# Work order
Please read the records below and return each line holding the string "слов".

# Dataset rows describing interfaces
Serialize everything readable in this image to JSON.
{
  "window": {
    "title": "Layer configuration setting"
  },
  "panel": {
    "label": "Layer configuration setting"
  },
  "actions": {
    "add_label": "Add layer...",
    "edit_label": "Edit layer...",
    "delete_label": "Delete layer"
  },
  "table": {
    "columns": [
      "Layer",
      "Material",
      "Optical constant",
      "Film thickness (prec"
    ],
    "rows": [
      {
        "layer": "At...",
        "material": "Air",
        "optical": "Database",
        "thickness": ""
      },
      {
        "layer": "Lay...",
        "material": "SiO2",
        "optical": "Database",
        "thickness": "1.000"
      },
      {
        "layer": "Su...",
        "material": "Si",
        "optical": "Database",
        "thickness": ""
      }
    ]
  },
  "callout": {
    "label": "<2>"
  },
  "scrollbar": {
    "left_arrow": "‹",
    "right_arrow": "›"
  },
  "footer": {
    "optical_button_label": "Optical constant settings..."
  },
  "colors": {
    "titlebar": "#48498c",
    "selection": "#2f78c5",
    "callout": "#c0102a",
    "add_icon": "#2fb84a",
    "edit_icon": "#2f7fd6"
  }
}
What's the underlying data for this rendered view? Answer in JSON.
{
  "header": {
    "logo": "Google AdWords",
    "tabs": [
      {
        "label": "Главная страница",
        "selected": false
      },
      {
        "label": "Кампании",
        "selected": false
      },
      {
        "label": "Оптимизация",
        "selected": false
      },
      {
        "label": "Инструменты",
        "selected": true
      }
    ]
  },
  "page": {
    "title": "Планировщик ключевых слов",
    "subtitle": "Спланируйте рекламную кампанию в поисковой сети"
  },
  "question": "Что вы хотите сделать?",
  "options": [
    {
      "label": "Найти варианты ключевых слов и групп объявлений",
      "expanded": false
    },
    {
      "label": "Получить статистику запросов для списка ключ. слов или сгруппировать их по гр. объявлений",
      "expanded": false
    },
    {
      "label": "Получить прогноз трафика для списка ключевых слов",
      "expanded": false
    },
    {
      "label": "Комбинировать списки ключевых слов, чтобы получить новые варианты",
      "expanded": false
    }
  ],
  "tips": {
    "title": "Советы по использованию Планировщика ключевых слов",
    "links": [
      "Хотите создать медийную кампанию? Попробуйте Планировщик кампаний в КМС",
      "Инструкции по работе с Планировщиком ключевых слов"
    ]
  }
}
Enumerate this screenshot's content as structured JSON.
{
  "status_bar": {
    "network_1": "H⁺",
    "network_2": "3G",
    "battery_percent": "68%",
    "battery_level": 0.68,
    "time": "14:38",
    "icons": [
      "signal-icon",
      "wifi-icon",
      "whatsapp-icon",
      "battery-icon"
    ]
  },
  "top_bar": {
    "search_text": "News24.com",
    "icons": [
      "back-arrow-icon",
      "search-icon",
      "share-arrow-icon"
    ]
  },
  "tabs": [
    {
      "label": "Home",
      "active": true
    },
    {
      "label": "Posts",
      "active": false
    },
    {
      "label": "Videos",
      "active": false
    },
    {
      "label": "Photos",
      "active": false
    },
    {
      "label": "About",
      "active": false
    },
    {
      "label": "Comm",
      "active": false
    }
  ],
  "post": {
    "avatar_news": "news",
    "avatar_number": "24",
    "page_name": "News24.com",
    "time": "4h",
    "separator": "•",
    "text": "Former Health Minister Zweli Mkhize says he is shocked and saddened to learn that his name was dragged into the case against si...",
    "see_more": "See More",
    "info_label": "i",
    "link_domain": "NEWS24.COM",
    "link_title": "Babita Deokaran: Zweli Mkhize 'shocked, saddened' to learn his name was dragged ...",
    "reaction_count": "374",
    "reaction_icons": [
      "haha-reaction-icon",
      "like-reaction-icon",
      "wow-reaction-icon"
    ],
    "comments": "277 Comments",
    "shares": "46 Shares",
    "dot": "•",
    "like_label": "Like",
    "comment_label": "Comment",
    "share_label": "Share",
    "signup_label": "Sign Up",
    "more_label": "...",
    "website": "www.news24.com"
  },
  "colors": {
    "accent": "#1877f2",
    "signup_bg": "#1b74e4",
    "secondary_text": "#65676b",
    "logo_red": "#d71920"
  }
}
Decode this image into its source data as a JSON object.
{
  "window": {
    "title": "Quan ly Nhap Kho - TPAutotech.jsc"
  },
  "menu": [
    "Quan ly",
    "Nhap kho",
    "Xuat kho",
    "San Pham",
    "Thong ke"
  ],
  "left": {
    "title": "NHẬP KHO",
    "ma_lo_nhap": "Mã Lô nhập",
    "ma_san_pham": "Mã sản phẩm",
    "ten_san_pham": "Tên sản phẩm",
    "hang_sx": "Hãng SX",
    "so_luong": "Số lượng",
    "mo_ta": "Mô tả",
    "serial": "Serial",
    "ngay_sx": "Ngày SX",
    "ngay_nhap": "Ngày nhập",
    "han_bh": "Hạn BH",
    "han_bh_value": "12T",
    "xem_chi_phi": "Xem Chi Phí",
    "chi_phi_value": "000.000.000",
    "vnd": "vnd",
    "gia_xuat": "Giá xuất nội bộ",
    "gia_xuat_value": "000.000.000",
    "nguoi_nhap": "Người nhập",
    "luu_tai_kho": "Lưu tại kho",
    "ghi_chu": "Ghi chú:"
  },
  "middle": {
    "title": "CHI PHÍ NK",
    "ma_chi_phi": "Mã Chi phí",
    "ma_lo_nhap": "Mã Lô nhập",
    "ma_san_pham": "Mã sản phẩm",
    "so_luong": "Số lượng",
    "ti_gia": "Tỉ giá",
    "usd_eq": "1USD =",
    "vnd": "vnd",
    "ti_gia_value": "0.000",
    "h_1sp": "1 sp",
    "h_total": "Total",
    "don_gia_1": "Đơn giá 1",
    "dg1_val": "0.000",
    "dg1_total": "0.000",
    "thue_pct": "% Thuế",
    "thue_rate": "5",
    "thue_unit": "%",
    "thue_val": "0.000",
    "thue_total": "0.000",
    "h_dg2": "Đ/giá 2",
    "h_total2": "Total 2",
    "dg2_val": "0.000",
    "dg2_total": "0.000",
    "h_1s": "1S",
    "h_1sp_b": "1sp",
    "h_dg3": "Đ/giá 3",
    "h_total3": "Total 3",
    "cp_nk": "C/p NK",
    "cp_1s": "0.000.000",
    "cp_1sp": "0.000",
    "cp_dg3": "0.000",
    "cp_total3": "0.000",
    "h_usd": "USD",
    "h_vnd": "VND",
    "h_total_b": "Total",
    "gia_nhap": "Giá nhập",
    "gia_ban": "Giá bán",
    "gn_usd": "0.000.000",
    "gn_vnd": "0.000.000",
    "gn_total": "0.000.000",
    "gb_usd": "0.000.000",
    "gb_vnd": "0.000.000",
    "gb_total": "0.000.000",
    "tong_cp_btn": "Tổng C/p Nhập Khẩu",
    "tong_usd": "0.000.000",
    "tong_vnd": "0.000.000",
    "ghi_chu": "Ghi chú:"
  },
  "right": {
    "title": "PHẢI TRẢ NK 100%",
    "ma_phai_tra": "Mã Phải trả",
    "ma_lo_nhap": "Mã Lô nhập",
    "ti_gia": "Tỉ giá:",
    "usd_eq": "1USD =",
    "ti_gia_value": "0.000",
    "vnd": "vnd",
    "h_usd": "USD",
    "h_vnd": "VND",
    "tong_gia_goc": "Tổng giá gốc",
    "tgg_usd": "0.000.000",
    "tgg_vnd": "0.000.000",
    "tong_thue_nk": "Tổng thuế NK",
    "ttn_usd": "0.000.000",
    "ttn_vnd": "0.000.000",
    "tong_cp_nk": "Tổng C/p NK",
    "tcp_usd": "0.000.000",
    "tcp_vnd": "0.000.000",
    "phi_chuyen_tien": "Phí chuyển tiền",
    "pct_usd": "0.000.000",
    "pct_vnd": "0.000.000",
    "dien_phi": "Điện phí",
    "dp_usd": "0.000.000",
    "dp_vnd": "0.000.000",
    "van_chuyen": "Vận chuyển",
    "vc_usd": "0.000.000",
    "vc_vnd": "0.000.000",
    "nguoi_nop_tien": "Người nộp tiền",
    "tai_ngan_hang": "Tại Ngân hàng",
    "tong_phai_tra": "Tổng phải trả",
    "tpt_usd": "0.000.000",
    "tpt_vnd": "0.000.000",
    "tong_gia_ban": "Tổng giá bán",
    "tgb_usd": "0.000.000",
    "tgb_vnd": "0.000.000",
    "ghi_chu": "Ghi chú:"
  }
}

# Final answer
    "title": "Планировщик ключевых слов",
      "label": "Найти варианты ключевых слов и групп объявлений",
      "label": "Получить статистику запросов для списка ключ. слов или сгруппировать их по гр. объявлений",
      "label": "Получить прогноз трафика для списка ключевых слов",
      "label": "Комбинировать списки ключевых слов, чтобы получить новые варианты",
    "title": "Советы по использованию Планировщика ключевых слов",
      "Инструкции по работе с Планировщиком ключевых слов"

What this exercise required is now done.